Suits of armor are among the most popular objects with museumgoers, but there are few significant collections of armor in the Americas. In 2014, the Worcester Art Museum acquired the Higgins Armory Collection. While most of this rare collection is in storage awaiting the creation of a dedicated arms and armor gallery, there is a unique opportunity to share these objects with a national and international public. Visitors will discover the diverse and often surprising stories embedded in these powerful objects. Far from the ungainly exoskeleton we often imagine today, the suit of armor was made to be sleek and stylish—painstakingly engineered, elegantly designed, and treasured as the expression of its owner’s taste, sophistication and prowess.

The Age of Armor: Treasures from the Higgins Armory Collection at the Worcester Art Museum is organized by the Worcester Art Museum and is sponsored locally by presenting sponsors Susan and Tom Palmer, as well as 2021 Exhibition Program sponsor ProMedica, with additional support from the McLoughlin Family Foundation and the Ohio Arts Council.

Trip to the Mountaintop: Recent Acquisitions from the Souls Grown Deep Foundation

New Media Gallery: Jan. 15, 2022-May 1, 2022

This landmark exhibition will celebrate a significant addition of works by African American artists from the southern United States to the collection at the Toledo Museum of Art. This selection of works of art ranges from large-scale assemblages and mixed-media sculptures to paintings, textiles, and works on paper. Artists represented include Thornton Dial, Thornton Dial, Jr., Richard Dial, Lonnie Holley, Leroy Alman, and several generations of women quiltmakers from Gee’s Bend, Alabama, including Louisiana Bendolph, Mary Elizabeth Kennedy, Jessie T. Pettway, Lucy T. Pettway and Martha Pettway.

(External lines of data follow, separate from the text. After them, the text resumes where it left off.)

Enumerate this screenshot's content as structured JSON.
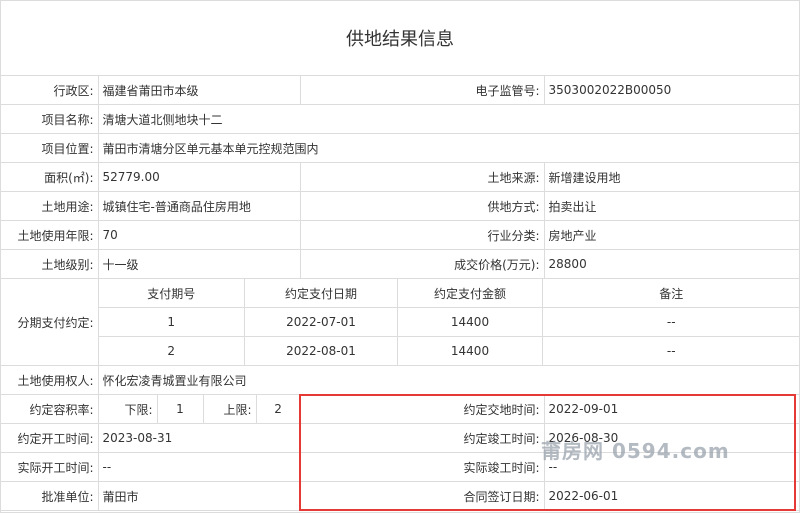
{
  "title": "供地结果信息",
  "region": {
    "label": "行政区:",
    "value": "福建省莆田市本级"
  },
  "supervision_no": {
    "label": "电子监管号:",
    "value": "3503002022B00050"
  },
  "project_name": {
    "label": "项目名称:",
    "value": "清塘大道北侧地块十二"
  },
  "project_location": {
    "label": "项目位置:",
    "value": "莆田市清塘分区单元基本单元控规范围内"
  },
  "area": {
    "label": "面积(㎡):",
    "value": "52779.00"
  },
  "land_source": {
    "label": "土地来源:",
    "value": "新增建设用地"
  },
  "land_use": {
    "label": "土地用途:",
    "value": "城镇住宅-普通商品住房用地"
  },
  "supply_method": {
    "label": "供地方式:",
    "value": "拍卖出让"
  },
  "use_term": {
    "label": "土地使用年限:",
    "value": "70"
  },
  "industry": {
    "label": "行业分类:",
    "value": "房地产业"
  },
  "land_grade": {
    "label": "土地级别:",
    "value": "十一级"
  },
  "price": {
    "label": "成交价格(万元):",
    "value": "28800"
  },
  "installments": {
    "label": "分期支付约定:",
    "headers": [
      "支付期号",
      "约定支付日期",
      "约定支付金额",
      "备注"
    ],
    "rows": [
      [
        "1",
        "2022-07-01",
        "14400",
        "--"
      ],
      [
        "2",
        "2022-08-01",
        "14400",
        "--"
      ]
    ]
  },
  "land_user": {
    "label": "土地使用权人:",
    "value": "怀化宏凌青城置业有限公司"
  },
  "plot_ratio": {
    "label": "约定容积率:",
    "lower_label": "下限:",
    "lower": "1",
    "upper_label": "上限:",
    "upper": "2"
  },
  "delivery_time": {
    "label": "约定交地时间:",
    "value": "2022-09-01"
  },
  "start_time": {
    "label": "约定开工时间:",
    "value": "2023-08-31"
  },
  "finish_time": {
    "label": "约定竣工时间:",
    "value": "2026-08-30"
  },
  "actual_start": {
    "label": "实际开工时间:",
    "value": "--"
  },
  "actual_finish": {
    "label": "实际竣工时间:",
    "value": "--"
  },
  "approval_unit": {
    "label": "批准单位:",
    "value": "莆田市"
  },
  "contract_date": {
    "label": "合同签订日期:",
    "value": "2022-06-01"
  },
  "watermark": "莆房网 0594.com",
  "colors": {
    "highlight_border": "#e53935",
    "grid_line": "#dcdcdc",
    "text": "#333333"
  }
}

The Souls Grown Deep Foundation is a non-profit organization dedicated to documenting, preserving and promoting the artistic production and cultural traditions of African American artists from the rural South. In 2014, the foundation began a multi-year program to transfer works to the permanent collections of leading American and international art museums including the Metropolitan Museum of Art, the Philadelphia Museum of Art, the High Museum in Atlanta, the Virginia Museum of Fine Arts, the Los Angeles County Museum of Art, the Museum of Fines Arts, Boston, and more.

Trip to the Mountaintop will support TMA’s initiative to broaden the narrative of its collection and exhibition programs to include artists whose cultural perspectives and traditions have historically been underrepresented in museum institutions. These works contribute to a richer and more complex story of American art that includes the voices of Black artists who cultivated artistic practices outside the mainstream art academy. Many of these artists have cultural roots in creative expressions of the African diaspora, passed down through familial and communal traditions. Their work explores ever-present issues of violence, oppression and racial inequality while revealing an artmaking tradition based upon the creative reinvention of everyday objects. The acquisition will also highlight their contributions to the broader visual and material culture of the 20th century, situating them within the canon of American Modernism.

Trip to the Mountaintop is sponsored by Exhibition Program sponsor ProMedica with additional support from the Ohio Arts Council.